Ironically some kitsune seem more proud and arrogant than mortal foxes, even showy with their powers. Kitsune are stereotypically lithe, feminine, aggressively sexual figures. In contrast, others are played as hyper, cheerful, silly characters, the furry version of Kender. Stereotypes are, of course, meant to be broken.
 In modern media
Kitsune are playable characters in the roleplaying games Hengeyokai: Shapeshifters of the East, Mystic China, and vaguely in Perfect World. They also appear in Jade Empire (Bioware), but only as non-player characters.

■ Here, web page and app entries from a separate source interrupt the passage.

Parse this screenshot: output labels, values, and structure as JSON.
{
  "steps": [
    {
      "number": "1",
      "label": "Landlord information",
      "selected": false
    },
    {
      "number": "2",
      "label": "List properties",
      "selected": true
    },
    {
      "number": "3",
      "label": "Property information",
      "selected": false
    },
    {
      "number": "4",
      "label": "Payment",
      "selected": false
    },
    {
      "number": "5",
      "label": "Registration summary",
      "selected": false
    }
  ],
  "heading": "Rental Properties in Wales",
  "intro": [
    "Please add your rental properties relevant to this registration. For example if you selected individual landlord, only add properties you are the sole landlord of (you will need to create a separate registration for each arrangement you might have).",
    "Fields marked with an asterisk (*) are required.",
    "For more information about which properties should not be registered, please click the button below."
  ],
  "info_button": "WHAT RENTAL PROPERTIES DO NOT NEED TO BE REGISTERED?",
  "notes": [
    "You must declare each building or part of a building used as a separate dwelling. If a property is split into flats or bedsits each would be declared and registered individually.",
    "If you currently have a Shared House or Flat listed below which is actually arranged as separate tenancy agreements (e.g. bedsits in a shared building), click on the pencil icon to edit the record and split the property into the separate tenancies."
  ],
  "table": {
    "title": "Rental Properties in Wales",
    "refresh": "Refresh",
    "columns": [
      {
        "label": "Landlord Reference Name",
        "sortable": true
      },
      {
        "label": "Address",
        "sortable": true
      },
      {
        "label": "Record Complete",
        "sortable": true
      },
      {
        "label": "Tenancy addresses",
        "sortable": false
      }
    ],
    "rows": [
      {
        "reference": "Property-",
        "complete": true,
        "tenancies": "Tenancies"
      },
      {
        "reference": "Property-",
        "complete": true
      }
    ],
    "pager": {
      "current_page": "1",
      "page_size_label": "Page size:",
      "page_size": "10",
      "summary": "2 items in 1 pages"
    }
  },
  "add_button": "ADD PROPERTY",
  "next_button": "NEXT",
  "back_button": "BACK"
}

Kitsune also became Magic: The Gathering cards (in the Kamigawa block). Most Kitsune were white creatures.
The titular character of the manga Naruto has a malevolent kitsune sealed into him. Other kitsunes include the character Shippo from InuYasha, Kurama from Yu Yu Hakusho, Sakura from Hyper Police, Tenko Kuugen from Our Home's Fox Deity., Vulpix and Ninetales in Pokemon, and Kyuubimon in Digimon. Some also classify the character Miles "Tails" Prower from the Sonic the Hedgehog series as a kitsune, due to him having two tails. In the anime xxxHolic, the main character, Watanuki encounters a pipe fox that later on transforms into a traditional kitsune to protect him from harm.
In Touhou 7, Perfect Cherry Blossom, the Extra Stage boss, Ran Yakumo, is a 9-tailed kitsune fox. See here: 
In supernatural TV series, an episode features a Kitsune that main character Sam hunts.
In League of Legends game, the character Ahri is loosly based on a Kitsune.
The point-and-click adventure game The Night of the Rabbit features a kitsune.
Also, in MTV's popular drama Teen Wolf, Kira is a young Kitsune still learning how to control her powers. It is speculated that her mother is a Kistune also.
 See also
- Fox spirits in Asia - A more purist collection of Asian fox-related lore, based on non-modern sources or academic studies only.
- Kitsune Information - Although written for one setting (uses an old version of Foxtrot's Guide), this page collects much of the information known about kitsune.
- The Kitsune Page - Foxes, Fox Myths, and Fox Stories from Around the World
- Kitsune: Coyote of the Orient, research notes by Watts Martin
- Kitsune Deficit Disorder - A amusing site that lists a few common effects and signs that many kitsune share.